Although the previously mentioned methods have recently been superseded by better and more general methods such as Grad-CAM [6] (at least for CNNs), the basic idea of these types of algorithms remains the same.

Another, more involved possibility is to study the training process itself. In [7], the authors try to look at training from an information science perspective. One of the main results is that the training proceeds in 2 distinct phases: the fitting phase and the compression phase. During the fitting phase, the network weights adjust so as to fit the labels. During the second and much longer compression phase, the network tries to find the most compressed interpretation of the input that fits the labels (a so-called minimal sufficient statistic). It is this second phase that is largely responsible for overfitting, due to the fact that for small sample sizes, the calculated compression is not sufficient for the input-output distribution. In Figure 5, we can see that for small sample sizes (left side), the information content w.r.t the inputs and labels actually decreases during the second phase, whereas larger training datasets do not suffer from this weakness (right side).

Figure 5: Overfitting in terms of information. (source: Shwartz-Ziv, Ravid, and Naftali Tishby. “Opening the black box of deep neural networks via information.” arXiv preprint arXiv:1703.00810 (2017).)

Unfortunately, in real-life, we still cannot predict overfitting and input-output inconsistencies reliably. However, the paper gives a nice explanation of why techniques such as early stopping tend to work well.

What’s next?

A lot of research in neural network safety and stability lies in front of us. In the last years, a lot of brainpower went into improving the accuracy of neural networks on various datasets. In computer vision, for instance, we are fast approaching human-level performance on large datasets such as ImageNet. Since this performance will necessarily plateau at some point, I think it makes sense to shift our attention to how well these networks perform in real life. Studying the training process of neural networks will give us additional insight into the process of overfitting.
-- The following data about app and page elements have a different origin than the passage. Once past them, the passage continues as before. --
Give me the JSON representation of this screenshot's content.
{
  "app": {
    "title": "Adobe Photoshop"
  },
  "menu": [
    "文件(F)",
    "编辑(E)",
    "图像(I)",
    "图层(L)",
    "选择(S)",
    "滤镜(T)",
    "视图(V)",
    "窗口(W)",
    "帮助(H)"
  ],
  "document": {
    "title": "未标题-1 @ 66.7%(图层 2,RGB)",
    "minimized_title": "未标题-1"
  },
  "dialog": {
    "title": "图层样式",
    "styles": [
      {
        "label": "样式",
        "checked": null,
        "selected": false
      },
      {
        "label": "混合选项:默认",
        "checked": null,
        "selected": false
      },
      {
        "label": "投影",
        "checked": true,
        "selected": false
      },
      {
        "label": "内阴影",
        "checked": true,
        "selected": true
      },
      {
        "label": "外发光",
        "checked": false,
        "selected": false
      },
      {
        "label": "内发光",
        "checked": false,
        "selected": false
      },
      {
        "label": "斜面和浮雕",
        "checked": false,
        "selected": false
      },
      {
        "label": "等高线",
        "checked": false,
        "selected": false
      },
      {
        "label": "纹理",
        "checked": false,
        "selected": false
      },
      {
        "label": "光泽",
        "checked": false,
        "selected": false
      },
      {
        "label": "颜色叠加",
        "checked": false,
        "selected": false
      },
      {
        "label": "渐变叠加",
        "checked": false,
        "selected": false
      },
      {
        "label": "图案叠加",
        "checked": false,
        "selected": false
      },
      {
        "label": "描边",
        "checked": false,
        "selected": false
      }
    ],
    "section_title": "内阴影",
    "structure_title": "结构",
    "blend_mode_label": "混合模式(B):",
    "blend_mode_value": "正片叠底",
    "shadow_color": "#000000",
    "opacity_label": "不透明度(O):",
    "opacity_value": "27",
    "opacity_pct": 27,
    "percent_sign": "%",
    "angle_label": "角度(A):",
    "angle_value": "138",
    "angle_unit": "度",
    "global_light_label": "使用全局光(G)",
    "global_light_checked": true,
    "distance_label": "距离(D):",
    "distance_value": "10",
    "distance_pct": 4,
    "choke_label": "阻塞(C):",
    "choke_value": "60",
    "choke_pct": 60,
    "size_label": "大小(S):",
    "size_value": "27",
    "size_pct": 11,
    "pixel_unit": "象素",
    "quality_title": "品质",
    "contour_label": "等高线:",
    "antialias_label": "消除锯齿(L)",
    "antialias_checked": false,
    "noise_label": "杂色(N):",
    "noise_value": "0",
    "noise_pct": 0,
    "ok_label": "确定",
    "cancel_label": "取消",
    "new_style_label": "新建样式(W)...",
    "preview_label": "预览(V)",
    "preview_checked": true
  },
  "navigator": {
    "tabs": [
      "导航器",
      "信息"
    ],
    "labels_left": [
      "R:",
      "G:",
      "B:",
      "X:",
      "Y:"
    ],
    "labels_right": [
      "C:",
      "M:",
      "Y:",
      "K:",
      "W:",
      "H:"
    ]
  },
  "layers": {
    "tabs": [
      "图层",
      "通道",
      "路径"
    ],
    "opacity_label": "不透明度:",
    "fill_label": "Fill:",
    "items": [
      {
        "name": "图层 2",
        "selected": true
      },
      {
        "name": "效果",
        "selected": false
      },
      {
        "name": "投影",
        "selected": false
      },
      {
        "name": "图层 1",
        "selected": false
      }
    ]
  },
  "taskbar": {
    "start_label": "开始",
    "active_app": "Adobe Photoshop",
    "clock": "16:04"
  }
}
Another large research focus will be detecting and preventing bias in training datasets and machine learning models. The importance of this cannot be overstated since machine learning is increasingly used in areas where decisions may have dramatic consequences, such as civilian safety, economy or medicine.

In the meantime, I would suggest taking a lot of care while selecting training and testing datasets for your own models (if you have control over them). In my opinion, dataset collection is the most crucial process in neural network training and if done correctly, the model will perform a lot better in the real world. Additionally, it is advisable to consistently monitor your deployed models to check their performance and make adjustments if necessary, especially if you detect some consistent bias.